In fact, some scenes are incomplete. Some scenes are just line drawings with no color or detail filled in. They're just outlines of characters and buildings. They might as well be stick figures. The animation at times is no more complex than that put on weekly display with South Park. With the amount of toilet humor here, one would think that perhaps the progenitors of that Comedy Central series had some influence, but no. That's not the case.
First off, the writing here is vastly superior. There is little dialogue. The words consist of mostly narration, narration that Fierlinger describes as erudite prose but it's erudite prose that relates the problems that a dog can have with its anus or the feces that comes out of it. Even though the story is set in post-World War II England, this is hardly a treatise on British culture or society all that much.
My Dog Tulip is based on the 1956 novel of the same name. J. R. Ackerley wrote it as an autobiographical tale. Fierlinger doesn't really adapt it as he and his wife translate it. They open with a quote about how the British relate to dogs better than to one another, but whatever commentary on British society is lost as this becomes more about one man's loneliness and the mutual attachment between him and his dog.

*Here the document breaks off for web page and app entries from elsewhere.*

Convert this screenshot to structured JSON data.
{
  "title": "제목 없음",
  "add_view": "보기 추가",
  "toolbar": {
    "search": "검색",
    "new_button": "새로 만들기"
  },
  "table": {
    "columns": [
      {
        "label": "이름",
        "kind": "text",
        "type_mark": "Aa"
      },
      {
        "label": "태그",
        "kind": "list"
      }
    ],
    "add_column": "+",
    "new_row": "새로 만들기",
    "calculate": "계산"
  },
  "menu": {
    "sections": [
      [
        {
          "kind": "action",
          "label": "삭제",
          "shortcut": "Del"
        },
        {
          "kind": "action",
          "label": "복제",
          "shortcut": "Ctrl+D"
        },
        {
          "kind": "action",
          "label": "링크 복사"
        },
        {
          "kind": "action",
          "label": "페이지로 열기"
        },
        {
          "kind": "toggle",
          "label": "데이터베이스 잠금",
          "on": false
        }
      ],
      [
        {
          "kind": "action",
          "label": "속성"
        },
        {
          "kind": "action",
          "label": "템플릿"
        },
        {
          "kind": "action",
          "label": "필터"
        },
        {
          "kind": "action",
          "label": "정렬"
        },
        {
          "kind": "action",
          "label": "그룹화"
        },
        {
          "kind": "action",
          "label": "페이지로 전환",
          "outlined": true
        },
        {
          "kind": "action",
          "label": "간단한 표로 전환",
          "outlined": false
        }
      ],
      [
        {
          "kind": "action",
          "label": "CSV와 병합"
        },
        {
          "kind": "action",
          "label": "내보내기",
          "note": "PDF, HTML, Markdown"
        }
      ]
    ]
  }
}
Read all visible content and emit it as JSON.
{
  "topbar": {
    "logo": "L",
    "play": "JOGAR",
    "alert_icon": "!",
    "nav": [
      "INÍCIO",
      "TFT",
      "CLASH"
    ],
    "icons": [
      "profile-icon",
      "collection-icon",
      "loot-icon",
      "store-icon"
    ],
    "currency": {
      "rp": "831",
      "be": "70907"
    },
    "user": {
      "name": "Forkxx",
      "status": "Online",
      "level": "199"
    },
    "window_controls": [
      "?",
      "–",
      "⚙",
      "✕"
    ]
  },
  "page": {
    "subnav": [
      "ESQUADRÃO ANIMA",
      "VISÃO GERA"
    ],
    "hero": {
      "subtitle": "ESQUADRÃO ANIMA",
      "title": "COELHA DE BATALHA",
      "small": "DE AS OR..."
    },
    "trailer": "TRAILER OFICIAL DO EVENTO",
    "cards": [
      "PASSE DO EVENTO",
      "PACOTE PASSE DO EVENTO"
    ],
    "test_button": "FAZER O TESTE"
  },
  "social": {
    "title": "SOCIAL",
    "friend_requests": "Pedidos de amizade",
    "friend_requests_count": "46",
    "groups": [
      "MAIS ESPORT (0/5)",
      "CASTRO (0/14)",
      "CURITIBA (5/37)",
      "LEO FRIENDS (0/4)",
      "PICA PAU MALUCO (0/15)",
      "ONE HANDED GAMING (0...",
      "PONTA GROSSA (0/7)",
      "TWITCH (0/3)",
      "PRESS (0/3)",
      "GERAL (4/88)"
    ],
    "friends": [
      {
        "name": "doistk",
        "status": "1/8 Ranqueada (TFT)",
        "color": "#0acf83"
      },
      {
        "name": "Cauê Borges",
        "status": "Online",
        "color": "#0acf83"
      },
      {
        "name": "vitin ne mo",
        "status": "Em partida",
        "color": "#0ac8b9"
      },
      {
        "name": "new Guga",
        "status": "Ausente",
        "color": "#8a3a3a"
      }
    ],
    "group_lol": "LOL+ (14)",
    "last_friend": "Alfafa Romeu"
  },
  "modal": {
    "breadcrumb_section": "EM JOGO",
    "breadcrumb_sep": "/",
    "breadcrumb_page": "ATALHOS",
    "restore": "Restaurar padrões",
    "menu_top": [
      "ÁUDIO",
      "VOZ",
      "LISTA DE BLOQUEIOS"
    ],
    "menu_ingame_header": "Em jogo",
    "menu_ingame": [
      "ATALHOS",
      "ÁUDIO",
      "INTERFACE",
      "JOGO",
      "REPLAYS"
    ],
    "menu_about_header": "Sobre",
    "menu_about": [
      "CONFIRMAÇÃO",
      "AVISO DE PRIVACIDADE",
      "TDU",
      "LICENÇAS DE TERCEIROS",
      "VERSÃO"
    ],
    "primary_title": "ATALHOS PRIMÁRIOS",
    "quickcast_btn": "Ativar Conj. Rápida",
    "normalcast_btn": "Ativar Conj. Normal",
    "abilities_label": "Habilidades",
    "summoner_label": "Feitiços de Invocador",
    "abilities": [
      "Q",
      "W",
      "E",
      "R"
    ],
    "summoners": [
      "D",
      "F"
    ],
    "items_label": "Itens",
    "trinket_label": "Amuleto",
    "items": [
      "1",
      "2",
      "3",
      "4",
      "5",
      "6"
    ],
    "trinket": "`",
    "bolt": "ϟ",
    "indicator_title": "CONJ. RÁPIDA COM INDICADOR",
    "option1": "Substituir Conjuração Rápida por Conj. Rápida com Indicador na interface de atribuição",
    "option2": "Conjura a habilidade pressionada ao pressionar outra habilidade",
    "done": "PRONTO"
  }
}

The man is J. R. Ackerley and his dog was Queenie. The film itself doesn't provide much in Ackerley's back story. For that, one must go to the DVD's special features. There, one will get a peak into the life of Ackerley but not as much as I would have wanted.
J. R. Ackerley was born in 1896 in London. He was a child out of wedlock. He had an older brother named Peter, also born out of wedlock, and a younger sister named Nancy. While at prep school in Lancashire, Ackerley realized he was gay. There, he was nicknamed "Girlie," yet, Ackerley fought in WWI. He was injured and taken prisoner. His brother arrived and fought alongside him until Peter died in battle. Ackerley was repatriated after the war and went to Cambridge University. He befriended E. M. Forster and lived a promiscuous gay life, moving to India for less than a year. He came back to London where his play got produced and started working for a BBC magazine. He went through his father's death and the discovery of his father's second family, and, just before the WWII, he got an apartment in Putney.
In 1946, the year of his mother's death, Ackerley took in a German Shepherd. The Alsatian female came from Ackerley's part-time, gay lover, Freddie, who was heading to prison for theft. Ackerley taking the dog from Freddie is depicted in Ackerley's novel and the 1988 film We Think the World of You. In fact, the basic plot of that film is essentially the same as this one, except the homosexual aspects were extricated as well as most of the human relationships in general.
My Dog Tulip really is more about the dog. Tulip starts out as an abused and neglected animal who Ackerley rescues. What might become a cartoon version of Marley & Me takes a sharp turn when Fierlinger shows us a close-up shot of Tulip's anus and then proceeds to show us Tulip as she defecates on the middle of the sidewalk. Fierlinger also shows us Tulip and her various ways of urinating here and there and everywhere.
Fierlinger who teaches at the University of Pennsylvania laughs at these bowel movements when pitted against the highbrow language that Ackerley uses to describe them, never cursing or using four-letter words. Listening to Christopher Plummer deliver that language while watching a cartoon dog drop turds with a classically-trained pianist laying European-inspired score underneath possesses a strange beauty.
Five Stars out of Five.
Not Rated But Recommended for Mature Audiences.
Running Time: 1 hr. and 21 mins.